App and web page records
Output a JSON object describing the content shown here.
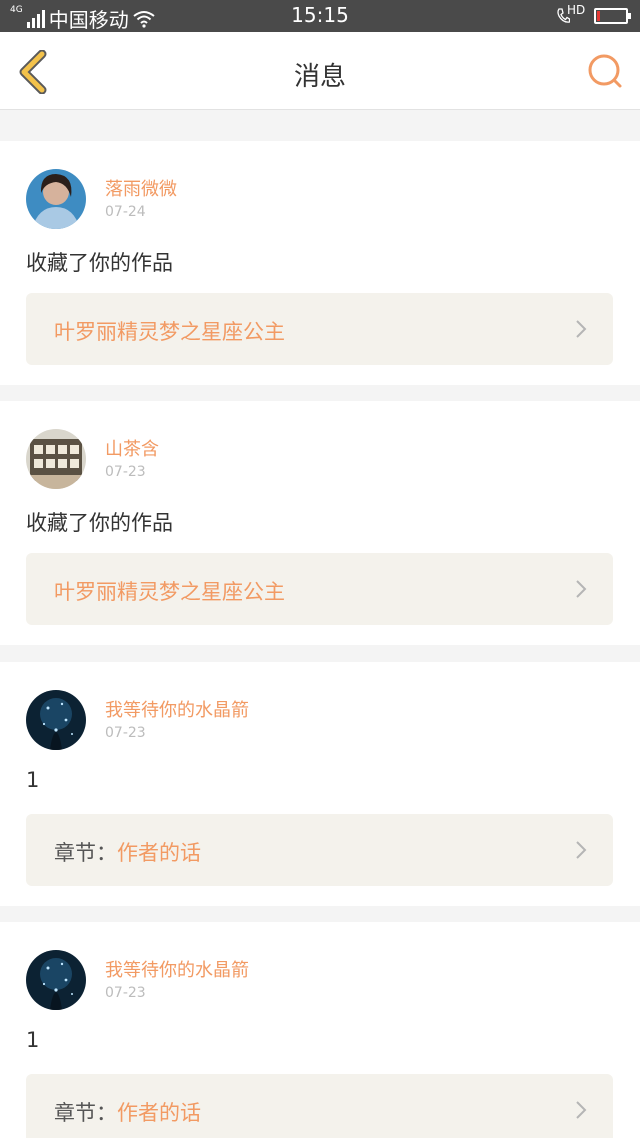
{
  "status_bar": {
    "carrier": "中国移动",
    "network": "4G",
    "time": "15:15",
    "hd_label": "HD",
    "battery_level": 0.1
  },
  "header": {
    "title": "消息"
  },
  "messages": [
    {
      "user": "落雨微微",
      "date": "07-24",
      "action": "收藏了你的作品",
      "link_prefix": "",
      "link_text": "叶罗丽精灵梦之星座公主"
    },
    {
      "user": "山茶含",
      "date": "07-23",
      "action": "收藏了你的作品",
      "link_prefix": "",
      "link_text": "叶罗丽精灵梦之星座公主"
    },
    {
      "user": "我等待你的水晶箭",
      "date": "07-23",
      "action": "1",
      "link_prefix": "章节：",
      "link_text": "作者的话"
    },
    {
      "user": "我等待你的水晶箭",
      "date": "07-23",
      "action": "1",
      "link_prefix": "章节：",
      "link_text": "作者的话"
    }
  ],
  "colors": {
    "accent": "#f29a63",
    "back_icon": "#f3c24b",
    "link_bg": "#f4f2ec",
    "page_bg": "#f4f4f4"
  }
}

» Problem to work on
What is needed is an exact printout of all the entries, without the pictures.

» Written reply
Output a JSON object describing the content shown here.
{
  "status_bar": {
    "carrier": "中国移动",
    "network": "4G",
    "time": "15:15",
    "hd_label": "HD",
    "battery_level": 0.1
  },
  "header": {
    "title": "消息"
  },
  "messages": [
    {
      "user": "落雨微微",
      "date": "07-24",
      "action": "收藏了你的作品",
      "link_prefix": "",
      "link_text": "叶罗丽精灵梦之星座公主"
    },
    {
      "user": "山茶含",
      "date": "07-23",
      "action": "收藏了你的作品",
      "link_prefix": "",
      "link_text": "叶罗丽精灵梦之星座公主"
    },
    {
      "user": "我等待你的水晶箭",
      "date": "07-23",
      "action": "1",
      "link_prefix": "章节：",
      "link_text": "作者的话"
    },
    {
      "user": "我等待你的水晶箭",
      "date": "07-23",
      "action": "1",
      "link_prefix": "章节：",
      "link_text": "作者的话"
    }
  ],
  "colors": {
    "accent": "#f29a63",
    "back_icon": "#f3c24b",
    "link_bg": "#f4f2ec",
    "page_bg": "#f4f4f4"
  }
}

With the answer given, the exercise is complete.